Breaking tradition: Wedgwood VP Sjeord Leeflang tells us about the brand's transformation
Established in 1759, Wedgwood is the vanguard of British tableware – from elegant cups and saucers to prettily patterned plates – but the brand’s story is far from old fashioned. Wedgwood VP Sjeord Leeflang tells Tempus why the brand is undergoing a transformation to make plate settings cool and contemporary.
Few brands embrace their quintessential ‘Britishness’ in a more thorough manner than Wedgwood.
Founded in 1759 by Josiah Wedgwood in the Staffordshire village of Burslem, the company has been handcrafting some of the finest British china dinnerware, tea ware and Jasperware for more than 260 years, becoming the tableware brand of choice for some of the world’s most powerful public figures, including the British Royal Family.
In fact, the brand’s historic Queen’s Ware china is so named thanks to the patronage of Queen Charlotte, and original pieces can fetch tens of thousands at auction.
Wedgwood’s collections remain just as gorgeous today, exuding traditional craftsmanship that harks back to the finely tuned aesthetics of 18th-century English dinnerware, and pays homage to the brand’s founder, himself a master designer.
But, while ‘Britishness’ can often be mischaracterised as overly inward-looking or conservative in nature, there is an element of daring that bases itself in visionary new thoughts, ideas and designs – much like those seen in the industrial revolution of the late 1800s or the sweeping social shifts and fashions of the 1960s.
This is the inspiration behind the brand’s recent transformation.
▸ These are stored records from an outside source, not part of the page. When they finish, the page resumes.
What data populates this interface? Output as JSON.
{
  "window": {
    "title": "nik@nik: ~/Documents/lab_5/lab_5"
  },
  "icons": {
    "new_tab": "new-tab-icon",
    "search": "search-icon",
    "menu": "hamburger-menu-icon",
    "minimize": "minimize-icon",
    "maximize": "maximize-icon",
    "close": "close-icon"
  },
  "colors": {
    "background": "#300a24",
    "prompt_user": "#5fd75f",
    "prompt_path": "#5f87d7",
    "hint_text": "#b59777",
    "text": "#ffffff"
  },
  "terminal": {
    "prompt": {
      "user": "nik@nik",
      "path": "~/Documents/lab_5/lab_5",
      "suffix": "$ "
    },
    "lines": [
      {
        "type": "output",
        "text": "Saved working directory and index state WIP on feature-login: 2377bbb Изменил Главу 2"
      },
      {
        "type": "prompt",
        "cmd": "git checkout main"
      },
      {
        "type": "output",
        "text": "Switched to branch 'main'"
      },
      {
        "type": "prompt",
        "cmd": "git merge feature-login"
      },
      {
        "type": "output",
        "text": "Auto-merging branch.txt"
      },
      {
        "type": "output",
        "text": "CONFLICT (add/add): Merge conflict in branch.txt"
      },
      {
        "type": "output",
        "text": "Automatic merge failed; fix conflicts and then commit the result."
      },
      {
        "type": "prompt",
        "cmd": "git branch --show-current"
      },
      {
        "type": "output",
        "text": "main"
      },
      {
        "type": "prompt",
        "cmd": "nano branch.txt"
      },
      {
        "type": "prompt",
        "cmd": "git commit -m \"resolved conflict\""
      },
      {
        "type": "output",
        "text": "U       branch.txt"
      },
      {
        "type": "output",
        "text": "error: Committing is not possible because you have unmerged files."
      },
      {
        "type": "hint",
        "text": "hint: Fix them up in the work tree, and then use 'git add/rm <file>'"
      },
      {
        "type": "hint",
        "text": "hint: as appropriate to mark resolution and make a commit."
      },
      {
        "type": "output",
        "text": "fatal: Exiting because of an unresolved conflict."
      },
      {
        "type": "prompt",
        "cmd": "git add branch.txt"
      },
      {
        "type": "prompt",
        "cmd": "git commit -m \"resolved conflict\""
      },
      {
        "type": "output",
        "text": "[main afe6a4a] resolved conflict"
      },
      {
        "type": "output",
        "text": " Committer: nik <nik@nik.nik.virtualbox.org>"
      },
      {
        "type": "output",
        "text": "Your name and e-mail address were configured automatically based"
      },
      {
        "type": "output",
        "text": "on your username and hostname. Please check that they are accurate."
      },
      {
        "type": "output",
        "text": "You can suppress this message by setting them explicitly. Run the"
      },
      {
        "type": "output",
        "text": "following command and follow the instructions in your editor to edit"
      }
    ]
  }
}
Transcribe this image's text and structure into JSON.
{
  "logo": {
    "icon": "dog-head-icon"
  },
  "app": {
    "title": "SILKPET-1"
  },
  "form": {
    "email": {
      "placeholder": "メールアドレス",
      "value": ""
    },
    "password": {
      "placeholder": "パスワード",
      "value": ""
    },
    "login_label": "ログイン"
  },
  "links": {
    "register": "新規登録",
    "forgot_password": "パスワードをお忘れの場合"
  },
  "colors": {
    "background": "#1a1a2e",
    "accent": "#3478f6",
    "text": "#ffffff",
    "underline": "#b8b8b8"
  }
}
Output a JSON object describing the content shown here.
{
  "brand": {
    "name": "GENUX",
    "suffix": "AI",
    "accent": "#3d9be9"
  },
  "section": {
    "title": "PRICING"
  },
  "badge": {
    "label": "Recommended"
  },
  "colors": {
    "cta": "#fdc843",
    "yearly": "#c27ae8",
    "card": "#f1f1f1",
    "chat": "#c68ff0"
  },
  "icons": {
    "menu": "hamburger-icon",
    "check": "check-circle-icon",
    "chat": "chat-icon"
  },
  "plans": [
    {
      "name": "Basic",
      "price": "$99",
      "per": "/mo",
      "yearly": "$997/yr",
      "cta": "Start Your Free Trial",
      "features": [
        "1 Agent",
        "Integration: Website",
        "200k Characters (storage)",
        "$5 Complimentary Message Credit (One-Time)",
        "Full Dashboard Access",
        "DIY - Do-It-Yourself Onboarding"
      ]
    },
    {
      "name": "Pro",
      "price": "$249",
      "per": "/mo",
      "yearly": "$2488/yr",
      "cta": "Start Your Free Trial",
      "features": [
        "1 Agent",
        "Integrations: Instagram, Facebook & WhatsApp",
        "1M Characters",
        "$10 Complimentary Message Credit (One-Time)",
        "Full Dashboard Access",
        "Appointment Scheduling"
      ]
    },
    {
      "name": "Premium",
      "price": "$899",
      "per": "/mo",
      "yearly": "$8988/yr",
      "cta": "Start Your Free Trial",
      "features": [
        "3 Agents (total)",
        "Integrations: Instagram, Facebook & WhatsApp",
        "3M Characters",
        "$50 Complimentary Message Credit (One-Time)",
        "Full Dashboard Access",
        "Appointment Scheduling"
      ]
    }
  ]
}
And while it will always cater to those looking for vintage high-class tableware, Wedgwood’s daring new visual direction celebrates the vibrant eccentricity and colourful, youthful nature of the 21st-century brand.
“For a brand that is of Britain but not only British, it’s important that we continue to evolve and stay relevant,” says Sjeord Leeflang, Wedgwood’s vice president (business and offering).
“I strongly believe that the essence of Wedgwood remains in the craftsmanship behind the brand, which in some cases remains the same as back in the 1700s.
“The other essential element is that we are a brand that has also developed over time while staying true to itself,” he adds. “We have continued to stay close to the essence of being British: colourful, eclectic, inviting, social – and still a classic."
A SMASHING NEW IMAGE
Early last year the brand turned to Anomaly Amsterdam, a marketing agency based in the Netherlands, to help overhaul its somewhat staid image.
Instead of emphasising its ultratraditional collections, Wedgwood began to embrace something considerably more contemporary, defined by high-contrast colours and eye-popping designs.
“Our team has done a fantastic job rejuvenating the brand, the daringness is a bold new direction, it attracts eclectic, curious and imaginative people from around the world and encourages feedback and interaction.
“Wedgwood is a mindset and a way of life; we want people to engage with the brand and our products in ways that enables them to be creative and encourages self-expression,” says Leeflang.
“For me, to be able to continue to build the brand, we need to be talked about, we need to trigger conversations and invite people into the world of Wedgwood to explore further.”
This new angle has also afforded Wedgwood an adequate arena in which to build on one of the key touchstones of its business model: collaborations.
Since its formation, Wedgwood has seen partnerships as a vital part of its brand, and recent years have been no different.
“Collaborations are an important and key focus for the brand and allow us to continue growing and speak to new audiences; for example our collection in partnership with Vera Wang was a key moment in the bridal category,” says Leeflang.
“As Wedgwood continues to evolve so too do the people we work closely with, we want to continue to push the boundaries with our products but also to ensure that each collaboration represents the colourful, expressive and eclectic lifestyle of Wedgwood.”
Famous names putting their own mark on the brand’s look include Jasper Conran, Vera Wang and Kit Kemp, as well as Japanese artist Hitomi Hosono.
“We were thrilled to welcome new tastemakers who embody the youthful attitude, expressive personality and eclectic aesthetic of Wedgwood,” he says. “We are currently working on some really exciting collaborations, with some due to be launched this year. Our latest campaign introduces the Art of Entertaining and demonstrates the rules of ‘How to Wedgwood’; indulge, create, be yourself and most importantly, entertain.”